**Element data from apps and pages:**
◆ ◆ ◆ ◆

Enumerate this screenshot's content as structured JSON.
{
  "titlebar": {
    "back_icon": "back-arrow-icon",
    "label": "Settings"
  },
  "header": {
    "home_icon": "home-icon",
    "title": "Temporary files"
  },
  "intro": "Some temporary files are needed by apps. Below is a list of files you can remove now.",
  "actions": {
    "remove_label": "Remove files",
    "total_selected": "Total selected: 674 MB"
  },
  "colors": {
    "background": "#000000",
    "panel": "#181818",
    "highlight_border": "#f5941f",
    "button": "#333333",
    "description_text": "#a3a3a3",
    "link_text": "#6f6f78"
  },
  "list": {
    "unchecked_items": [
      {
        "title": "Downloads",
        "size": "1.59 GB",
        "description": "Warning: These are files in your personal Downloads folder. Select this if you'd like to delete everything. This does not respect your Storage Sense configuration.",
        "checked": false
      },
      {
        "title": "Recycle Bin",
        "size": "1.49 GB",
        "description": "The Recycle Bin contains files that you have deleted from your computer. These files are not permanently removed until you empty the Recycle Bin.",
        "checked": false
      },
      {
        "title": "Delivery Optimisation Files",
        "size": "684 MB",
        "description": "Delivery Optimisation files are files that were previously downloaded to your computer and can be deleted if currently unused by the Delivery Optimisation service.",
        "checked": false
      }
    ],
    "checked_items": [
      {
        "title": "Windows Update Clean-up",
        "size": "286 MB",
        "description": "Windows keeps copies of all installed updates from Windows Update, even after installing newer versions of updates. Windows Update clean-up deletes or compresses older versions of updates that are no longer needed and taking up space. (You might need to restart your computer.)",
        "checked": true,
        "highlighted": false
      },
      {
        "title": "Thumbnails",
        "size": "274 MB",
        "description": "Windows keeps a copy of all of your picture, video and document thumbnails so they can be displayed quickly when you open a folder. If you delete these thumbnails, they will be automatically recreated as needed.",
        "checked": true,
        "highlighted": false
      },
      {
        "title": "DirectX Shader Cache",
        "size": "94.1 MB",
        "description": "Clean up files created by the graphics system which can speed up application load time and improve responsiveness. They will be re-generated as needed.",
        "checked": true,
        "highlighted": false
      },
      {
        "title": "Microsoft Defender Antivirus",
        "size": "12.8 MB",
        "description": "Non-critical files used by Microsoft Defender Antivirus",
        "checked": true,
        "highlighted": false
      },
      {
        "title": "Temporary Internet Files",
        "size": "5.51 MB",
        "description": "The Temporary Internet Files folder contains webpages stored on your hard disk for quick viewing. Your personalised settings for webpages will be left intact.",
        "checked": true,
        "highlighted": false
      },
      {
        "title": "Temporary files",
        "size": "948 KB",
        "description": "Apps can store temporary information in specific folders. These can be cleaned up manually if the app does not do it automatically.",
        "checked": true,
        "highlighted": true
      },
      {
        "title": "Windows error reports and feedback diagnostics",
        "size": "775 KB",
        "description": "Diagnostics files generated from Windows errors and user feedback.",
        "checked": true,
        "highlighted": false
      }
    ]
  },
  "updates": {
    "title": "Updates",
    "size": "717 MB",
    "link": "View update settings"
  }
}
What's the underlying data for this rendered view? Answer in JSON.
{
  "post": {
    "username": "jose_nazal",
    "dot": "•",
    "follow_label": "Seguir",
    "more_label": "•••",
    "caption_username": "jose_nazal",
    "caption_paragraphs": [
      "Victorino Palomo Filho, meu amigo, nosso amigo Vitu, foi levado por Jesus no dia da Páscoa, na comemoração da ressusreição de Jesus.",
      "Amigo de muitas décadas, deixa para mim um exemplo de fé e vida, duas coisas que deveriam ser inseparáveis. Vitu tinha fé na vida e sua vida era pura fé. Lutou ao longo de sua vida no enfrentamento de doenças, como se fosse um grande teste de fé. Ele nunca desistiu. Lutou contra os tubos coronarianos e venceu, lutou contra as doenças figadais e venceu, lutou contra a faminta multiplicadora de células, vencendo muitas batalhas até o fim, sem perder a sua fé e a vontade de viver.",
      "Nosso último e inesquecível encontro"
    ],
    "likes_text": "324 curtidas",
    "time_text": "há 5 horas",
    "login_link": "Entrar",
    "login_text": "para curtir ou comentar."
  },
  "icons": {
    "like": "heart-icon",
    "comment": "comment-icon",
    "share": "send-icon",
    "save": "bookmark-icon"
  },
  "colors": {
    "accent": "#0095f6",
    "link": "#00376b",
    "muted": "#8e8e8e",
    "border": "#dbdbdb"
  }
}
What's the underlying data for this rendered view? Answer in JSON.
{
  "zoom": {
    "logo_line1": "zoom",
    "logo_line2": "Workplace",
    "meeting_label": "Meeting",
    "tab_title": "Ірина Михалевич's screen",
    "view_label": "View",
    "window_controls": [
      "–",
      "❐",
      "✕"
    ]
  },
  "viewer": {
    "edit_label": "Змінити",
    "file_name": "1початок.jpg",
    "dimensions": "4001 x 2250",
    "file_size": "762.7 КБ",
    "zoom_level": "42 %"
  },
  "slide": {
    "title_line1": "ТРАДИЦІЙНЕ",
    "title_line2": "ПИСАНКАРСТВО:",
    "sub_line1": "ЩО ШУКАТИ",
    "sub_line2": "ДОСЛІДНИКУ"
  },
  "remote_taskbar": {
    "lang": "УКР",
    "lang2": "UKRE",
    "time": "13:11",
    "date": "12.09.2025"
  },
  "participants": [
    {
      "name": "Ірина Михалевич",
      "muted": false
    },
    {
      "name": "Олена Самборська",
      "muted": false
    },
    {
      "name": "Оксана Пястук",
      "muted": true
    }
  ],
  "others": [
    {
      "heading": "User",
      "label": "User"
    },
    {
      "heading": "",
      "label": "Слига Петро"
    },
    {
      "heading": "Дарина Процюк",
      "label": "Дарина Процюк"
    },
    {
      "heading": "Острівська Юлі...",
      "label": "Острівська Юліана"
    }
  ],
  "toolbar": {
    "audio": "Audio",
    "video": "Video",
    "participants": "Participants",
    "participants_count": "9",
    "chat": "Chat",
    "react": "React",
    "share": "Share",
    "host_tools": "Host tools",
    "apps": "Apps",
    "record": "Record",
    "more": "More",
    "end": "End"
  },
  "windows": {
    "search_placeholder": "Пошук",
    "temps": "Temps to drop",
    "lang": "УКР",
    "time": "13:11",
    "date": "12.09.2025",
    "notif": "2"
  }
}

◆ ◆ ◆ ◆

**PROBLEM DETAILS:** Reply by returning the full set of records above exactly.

**SOLUTION TO THIS PROBLEM:**
Enumerate this screenshot's content as structured JSON.
{
  "titlebar": {
    "back_icon": "back-arrow-icon",
    "label": "Settings"
  },
  "header": {
    "home_icon": "home-icon",
    "title": "Temporary files"
  },
  "intro": "Some temporary files are needed by apps. Below is a list of files you can remove now.",
  "actions": {
    "remove_label": "Remove files",
    "total_selected": "Total selected: 674 MB"
  },
  "colors": {
    "background": "#000000",
    "panel": "#181818",
    "highlight_border": "#f5941f",
    "button": "#333333",
    "description_text": "#a3a3a3",
    "link_text": "#6f6f78"
  },
  "list": {
    "unchecked_items": [
      {
        "title": "Downloads",
        "size": "1.59 GB",
        "description": "Warning: These are files in your personal Downloads folder. Select this if you'd like to delete everything. This does not respect your Storage Sense configuration.",
        "checked": false
      },
      {
        "title": "Recycle Bin",
        "size": "1.49 GB",
        "description": "The Recycle Bin contains files that you have deleted from your computer. These files are not permanently removed until you empty the Recycle Bin.",
        "checked": false
      },
      {
        "title": "Delivery Optimisation Files",
        "size": "684 MB",
        "description": "Delivery Optimisation files are files that were previously downloaded to your computer and can be deleted if currently unused by the Delivery Optimisation service.",
        "checked": false
      }
    ],
    "checked_items": [
      {
        "title": "Windows Update Clean-up",
        "size": "286 MB",
        "description": "Windows keeps copies of all installed updates from Windows Update, even after installing newer versions of updates. Windows Update clean-up deletes or compresses older versions of updates that are no longer needed and taking up space. (You might need to restart your computer.)",
        "checked": true,
        "highlighted": false
      },
      {
        "title": "Thumbnails",
        "size": "274 MB",
        "description": "Windows keeps a copy of all of your picture, video and document thumbnails so they can be displayed quickly when you open a folder. If you delete these thumbnails, they will be automatically recreated as needed.",
        "checked": true,
        "highlighted": false
      },
      {
        "title": "DirectX Shader Cache",
        "size": "94.1 MB",
        "description": "Clean up files created by the graphics system which can speed up application load time and improve responsiveness. They will be re-generated as needed.",
        "checked": true,
        "highlighted": false
      },
      {
        "title": "Microsoft Defender Antivirus",
        "size": "12.8 MB",
        "description": "Non-critical files used by Microsoft Defender Antivirus",
        "checked": true,
        "highlighted": false
      },
      {
        "title": "Temporary Internet Files",
        "size": "5.51 MB",
        "description": "The Temporary Internet Files folder contains webpages stored on your hard disk for quick viewing. Your personalised settings for webpages will be left intact.",
        "checked": true,
        "highlighted": false
      },
      {
        "title": "Temporary files",
        "size": "948 KB",
        "description": "Apps can store temporary information in specific folders. These can be cleaned up manually if the app does not do it automatically.",
        "checked": true,
        "highlighted": true
      },
      {
        "title": "Windows error reports and feedback diagnostics",
        "size": "775 KB",
        "description": "Diagnostics files generated from Windows errors and user feedback.",
        "checked": true,
        "highlighted": false
      }
    ]
  },
  "updates": {
    "title": "Updates",
    "size": "717 MB",
    "link": "View update settings"
  }
}
What's the underlying data for this rendered view? Answer in JSON.
{
  "post": {
    "username": "jose_nazal",
    "dot": "•",
    "follow_label": "Seguir",
    "more_label": "•••",
    "caption_username": "jose_nazal",
    "caption_paragraphs": [
      "Victorino Palomo Filho, meu amigo, nosso amigo Vitu, foi levado por Jesus no dia da Páscoa, na comemoração da ressusreição de Jesus.",
      "Amigo de muitas décadas, deixa para mim um exemplo de fé e vida, duas coisas que deveriam ser inseparáveis. Vitu tinha fé na vida e sua vida era pura fé. Lutou ao longo de sua vida no enfrentamento de doenças, como se fosse um grande teste de fé. Ele nunca desistiu. Lutou contra os tubos coronarianos e venceu, lutou contra as doenças figadais e venceu, lutou contra a faminta multiplicadora de células, vencendo muitas batalhas até o fim, sem perder a sua fé e a vontade de viver.",
      "Nosso último e inesquecível encontro"
    ],
    "likes_text": "324 curtidas",
    "time_text": "há 5 horas",
    "login_link": "Entrar",
    "login_text": "para curtir ou comentar."
  },
  "icons": {
    "like": "heart-icon",
    "comment": "comment-icon",
    "share": "send-icon",
    "save": "bookmark-icon"
  },
  "colors": {
    "accent": "#0095f6",
    "link": "#00376b",
    "muted": "#8e8e8e",
    "border": "#dbdbdb"
  }
}
What's the underlying data for this rendered view? Answer in JSON.
{
  "zoom": {
    "logo_line1": "zoom",
    "logo_line2": "Workplace",
    "meeting_label": "Meeting",
    "tab_title": "Ірина Михалевич's screen",
    "view_label": "View",
    "window_controls": [
      "–",
      "❐",
      "✕"
    ]
  },
  "viewer": {
    "edit_label": "Змінити",
    "file_name": "1початок.jpg",
    "dimensions": "4001 x 2250",
    "file_size": "762.7 КБ",
    "zoom_level": "42 %"
  },
  "slide": {
    "title_line1": "ТРАДИЦІЙНЕ",
    "title_line2": "ПИСАНКАРСТВО:",
    "sub_line1": "ЩО ШУКАТИ",
    "sub_line2": "ДОСЛІДНИКУ"
  },
  "remote_taskbar": {
    "lang": "УКР",
    "lang2": "UKRE",
    "time": "13:11",
    "date": "12.09.2025"
  },
  "participants": [
    {
      "name": "Ірина Михалевич",
      "muted": false
    },
    {
      "name": "Олена Самборська",
      "muted": false
    },
    {
      "name": "Оксана Пястук",
      "muted": true
    }
  ],
  "others": [
    {
      "heading": "User",
      "label": "User"
    },
    {
      "heading": "",
      "label": "Слига Петро"
    },
    {
      "heading": "Дарина Процюк",
      "label": "Дарина Процюк"
    },
    {
      "heading": "Острівська Юлі...",
      "label": "Острівська Юліана"
    }
  ],
  "toolbar": {
    "audio": "Audio",
    "video": "Video",
    "participants": "Participants",
    "participants_count": "9",
    "chat": "Chat",
    "react": "React",
    "share": "Share",
    "host_tools": "Host tools",
    "apps": "Apps",
    "record": "Record",
    "more": "More",
    "end": "End"
  },
  "windows": {
    "search_placeholder": "Пошук",
    "temps": "Temps to drop",
    "lang": "УКР",
    "time": "13:11",
    "date": "12.09.2025",
    "notif": "2"
  }
}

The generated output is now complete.